This is the solution of the problem of the meaning and purpose of life – purpose which is glorious in the extreme. For the goal of human evolution is the standard of perfection described in Christianity as ‘the measure of the stature of the fullness of Christ’. This implies the attainment of a divine state of omnipotence – or perfected and resistless will; of omnipresence – or perfected and all-embracing love; and of omniscience – or perfected and all-inclusive knowledge. Furthermore, and most importantly, the attainment of this perfection is absolutely certain for every person. The command, “Be therefore perfect, even as your Father in heaven is perfect” will be literally obeyed by the Spiritual Selves of all human beings. All God’s children will one day reach His feet, however far they may stray.

Now we come to a most important theosophical idea. This human goal of perfection has already been reached by some people. Such perfect ones are known as World Saviours, Adepts, Masters of the Wisdom. These super-human beings constitute the Inner Government of the world and are the true spiritual Teachers and Inspirers of humanity.

How is this state of perfection or adeptship attained? Theosophy replies: By a succession of lives here on earth. The goal of human perfection is attained through a series of incarnations in material vehicles, which are newly formed during the pre-natal period of each succeeding life. Involved in this idea of evolution is a further most important truth, which is that all such human incarnations are connected with each other by the operation of the law of cause and effect – or readjustment. All actions, feelings, and thoughts produce their own natural and appropriate reaction. Such reactions may follow their causative actions immediately, later in the same life, or in succeeding incarnations.

This law of cause and effect works something like this: actions motivated by love, service and unselfishness produce pleasure and a growing freedom of self-expression, which encourage the actor to repeat them.
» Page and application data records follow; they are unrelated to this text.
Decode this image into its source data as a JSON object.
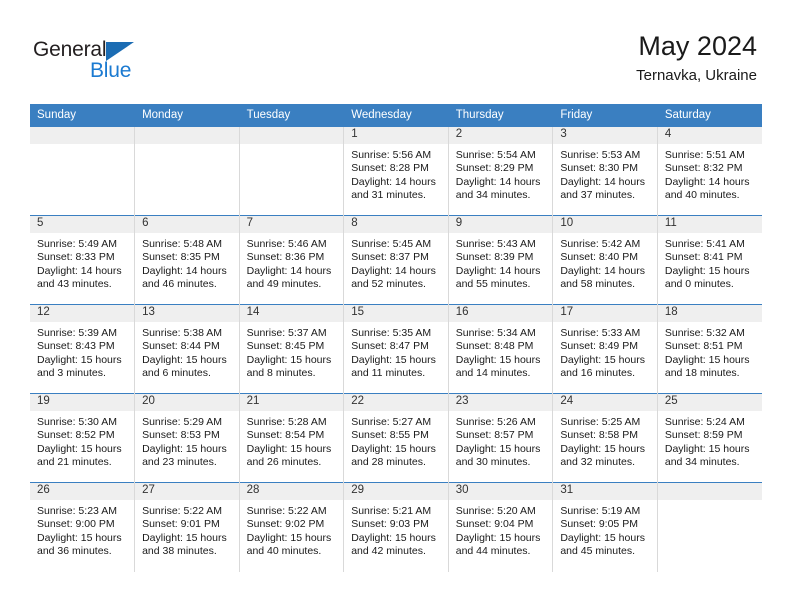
{
  "brand": {
    "name_part1": "General",
    "name_part2": "Blue",
    "triangle_icon": "triangle-icon",
    "accent_blue": "#1b7ad1",
    "dark": "#231f20"
  },
  "header": {
    "title": "May 2024",
    "subtitle": "Ternavka, Ukraine"
  },
  "theme": {
    "header_row_bg": "#3a7fc1",
    "daynum_band_bg": "#efefef",
    "week_separator": "#3a7fc1",
    "cell_border": "#d9d9d9"
  },
  "calendar": {
    "day_headers": [
      "Sunday",
      "Monday",
      "Tuesday",
      "Wednesday",
      "Thursday",
      "Friday",
      "Saturday"
    ],
    "labels": {
      "sunrise": "Sunrise:",
      "sunset": "Sunset:",
      "daylight": "Daylight:"
    },
    "weeks": [
      [
        {
          "day": "",
          "sunrise": "",
          "sunset": "",
          "daylight_line1": "",
          "daylight_line2": ""
        },
        {
          "day": "",
          "sunrise": "",
          "sunset": "",
          "daylight_line1": "",
          "daylight_line2": ""
        },
        {
          "day": "",
          "sunrise": "",
          "sunset": "",
          "daylight_line1": "",
          "daylight_line2": ""
        },
        {
          "day": "1",
          "sunrise": "Sunrise: 5:56 AM",
          "sunset": "Sunset: 8:28 PM",
          "daylight_line1": "Daylight: 14 hours",
          "daylight_line2": "and 31 minutes."
        },
        {
          "day": "2",
          "sunrise": "Sunrise: 5:54 AM",
          "sunset": "Sunset: 8:29 PM",
          "daylight_line1": "Daylight: 14 hours",
          "daylight_line2": "and 34 minutes."
        },
        {
          "day": "3",
          "sunrise": "Sunrise: 5:53 AM",
          "sunset": "Sunset: 8:30 PM",
          "daylight_line1": "Daylight: 14 hours",
          "daylight_line2": "and 37 minutes."
        },
        {
          "day": "4",
          "sunrise": "Sunrise: 5:51 AM",
          "sunset": "Sunset: 8:32 PM",
          "daylight_line1": "Daylight: 14 hours",
          "daylight_line2": "and 40 minutes."
        }
      ],
      [
        {
          "day": "5",
          "sunrise": "Sunrise: 5:49 AM",
          "sunset": "Sunset: 8:33 PM",
          "daylight_line1": "Daylight: 14 hours",
          "daylight_line2": "and 43 minutes."
        },
        {
          "day": "6",
          "sunrise": "Sunrise: 5:48 AM",
          "sunset": "Sunset: 8:35 PM",
          "daylight_line1": "Daylight: 14 hours",
          "daylight_line2": "and 46 minutes."
        },
        {
          "day": "7",
          "sunrise": "Sunrise: 5:46 AM",
          "sunset": "Sunset: 8:36 PM",
          "daylight_line1": "Daylight: 14 hours",
          "daylight_line2": "and 49 minutes."
        },
        {
          "day": "8",
          "sunrise": "Sunrise: 5:45 AM",
          "sunset": "Sunset: 8:37 PM",
          "daylight_line1": "Daylight: 14 hours",
          "daylight_line2": "and 52 minutes."
        },
        {
          "day": "9",
          "sunrise": "Sunrise: 5:43 AM",
          "sunset": "Sunset: 8:39 PM",
          "daylight_line1": "Daylight: 14 hours",
          "daylight_line2": "and 55 minutes."
        },
        {
          "day": "10",
          "sunrise": "Sunrise: 5:42 AM",
          "sunset": "Sunset: 8:40 PM",
          "daylight_line1": "Daylight: 14 hours",
          "daylight_line2": "and 58 minutes."
        },
        {
          "day": "11",
          "sunrise": "Sunrise: 5:41 AM",
          "sunset": "Sunset: 8:41 PM",
          "daylight_line1": "Daylight: 15 hours",
          "daylight_line2": "and 0 minutes."
        }
      ],
      [
        {
          "day": "12",
          "sunrise": "Sunrise: 5:39 AM",
          "sunset": "Sunset: 8:43 PM",
          "daylight_line1": "Daylight: 15 hours",
          "daylight_line2": "and 3 minutes."
        },
        {
          "day": "13",
          "sunrise": "Sunrise: 5:38 AM",
          "sunset": "Sunset: 8:44 PM",
          "daylight_line1": "Daylight: 15 hours",
          "daylight_line2": "and 6 minutes."
        },
        {
          "day": "14",
          "sunrise": "Sunrise: 5:37 AM",
          "sunset": "Sunset: 8:45 PM",
          "daylight_line1": "Daylight: 15 hours",
          "daylight_line2": "and 8 minutes."
        },
        {
          "day": "15",
          "sunrise": "Sunrise: 5:35 AM",
          "sunset": "Sunset: 8:47 PM",
          "daylight_line1": "Daylight: 15 hours",
          "daylight_line2": "and 11 minutes."
        },
        {
          "day": "16",
          "sunrise": "Sunrise: 5:34 AM",
          "sunset": "Sunset: 8:48 PM",
          "daylight_line1": "Daylight: 15 hours",
          "daylight_line2": "and 14 minutes."
        },
        {
          "day": "17",
          "sunrise": "Sunrise: 5:33 AM",
          "sunset": "Sunset: 8:49 PM",
          "daylight_line1": "Daylight: 15 hours",
          "daylight_line2": "and 16 minutes."
        },
        {
          "day": "18",
          "sunrise": "Sunrise: 5:32 AM",
          "sunset": "Sunset: 8:51 PM",
          "daylight_line1": "Daylight: 15 hours",
          "daylight_line2": "and 18 minutes."
        }
      ],
      [
        {
          "day": "19",
          "sunrise": "Sunrise: 5:30 AM",
          "sunset": "Sunset: 8:52 PM",
          "daylight_line1": "Daylight: 15 hours",
          "daylight_line2": "and 21 minutes."
        },
        {
          "day": "20",
          "sunrise": "Sunrise: 5:29 AM",
          "sunset": "Sunset: 8:53 PM",
          "daylight_line1": "Daylight: 15 hours",
          "daylight_line2": "and 23 minutes."
        },
        {
          "day": "21",
          "sunrise": "Sunrise: 5:28 AM",
          "sunset": "Sunset: 8:54 PM",
          "daylight_line1": "Daylight: 15 hours",
          "daylight_line2": "and 26 minutes."
        },
        {
          "day": "22",
          "sunrise": "Sunrise: 5:27 AM",
          "sunset": "Sunset: 8:55 PM",
          "daylight_line1": "Daylight: 15 hours",
          "daylight_line2": "and 28 minutes."
        },
        {
          "day": "23",
          "sunrise": "Sunrise: 5:26 AM",
          "sunset": "Sunset: 8:57 PM",
          "daylight_line1": "Daylight: 15 hours",
          "daylight_line2": "and 30 minutes."
        },
        {
          "day": "24",
          "sunrise": "Sunrise: 5:25 AM",
          "sunset": "Sunset: 8:58 PM",
          "daylight_line1": "Daylight: 15 hours",
          "daylight_line2": "and 32 minutes."
        },
        {
          "day": "25",
          "sunrise": "Sunrise: 5:24 AM",
          "sunset": "Sunset: 8:59 PM",
          "daylight_line1": "Daylight: 15 hours",
          "daylight_line2": "and 34 minutes."
        }
      ],
      [
        {
          "day": "26",
          "sunrise": "Sunrise: 5:23 AM",
          "sunset": "Sunset: 9:00 PM",
          "daylight_line1": "Daylight: 15 hours",
          "daylight_line2": "and 36 minutes."
        },
        {
          "day": "27",
          "sunrise": "Sunrise: 5:22 AM",
          "sunset": "Sunset: 9:01 PM",
          "daylight_line1": "Daylight: 15 hours",
          "daylight_line2": "and 38 minutes."
        },
        {
          "day": "28",
          "sunrise": "Sunrise: 5:22 AM",
          "sunset": "Sunset: 9:02 PM",
          "daylight_line1": "Daylight: 15 hours",
          "daylight_line2": "and 40 minutes."
        },
        {
          "day": "29",
          "sunrise": "Sunrise: 5:21 AM",
          "sunset": "Sunset: 9:03 PM",
          "daylight_line1": "Daylight: 15 hours",
          "daylight_line2": "and 42 minutes."
        },
        {
          "day": "30",
          "sunrise": "Sunrise: 5:20 AM",
          "sunset": "Sunset: 9:04 PM",
          "daylight_line1": "Daylight: 15 hours",
          "daylight_line2": "and 44 minutes."
        },
        {
          "day": "31",
          "sunrise": "Sunrise: 5:19 AM",
          "sunset": "Sunset: 9:05 PM",
          "daylight_line1": "Daylight: 15 hours",
          "daylight_line2": "and 45 minutes."
        },
        {
          "day": "",
          "sunrise": "",
          "sunset": "",
          "daylight_line1": "",
          "daylight_line2": ""
        }
      ]
    ]
  }
}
But actions motivated by dislike, greed and selfishness produce pain and an increasing limitation of self-expression, which discourage the actor from repeating them. Such is the law.

Suffering then is not retribution imposed by the Deity, as a punishment inflicted from above. Neither is pain an accidental adversity. All pain is self-inflicted, and is designed to inform the actor of transgressions. The law is therefore truly beneficent and educative in its ultimate effect.

The way to escape from sorrow is defined in the Lord Christ’s Sermon on the Mount and in that teaching of the Lord Buddha called the Noble Eightfold Path. Here according to Buddhism are the eight ways to enduring happiness: Right Belief, Right Thought, Right Speech, Right Action, Right Means of Livelihood, Right Exertion, Right Remembrance, Right  Meditation. The Lord Buddha summed up these teachings on the way to happiness in these words: “To cease from sin, to get virtue, to purify the heart, to serve the world.”

Such are some of the teachings of Theosophy concerning the evolution of the spiritual soul to the stature of the perfect person.

Originally titled Man’s Spiritual Self and its Goal of Perfection and taken from a condensed version of an article in Theosophy in New Zealand, December 2006 and published in Theosophical Digest Vol. 22 No. 2.
 

Geoffrey Hodson (1886-1983) was a theosophical author and international lecturer, occultist and super-physical researcher, Liberal Catholic priest, Co-Freemason (32 degrees) and humanitarian. Born and bred in England, Geoffrey eventually became a New Zealand citizen living in Auckland and inspiring all those who met him. Information about his rich inner life is contained in his books: Light in the Sanctuary, The Occult Diary of Geoffrey Hodson, The Yogic Ascent to Spiritual Heights and Illuminations of the Mystery Tradition.

Geoffrey Hodson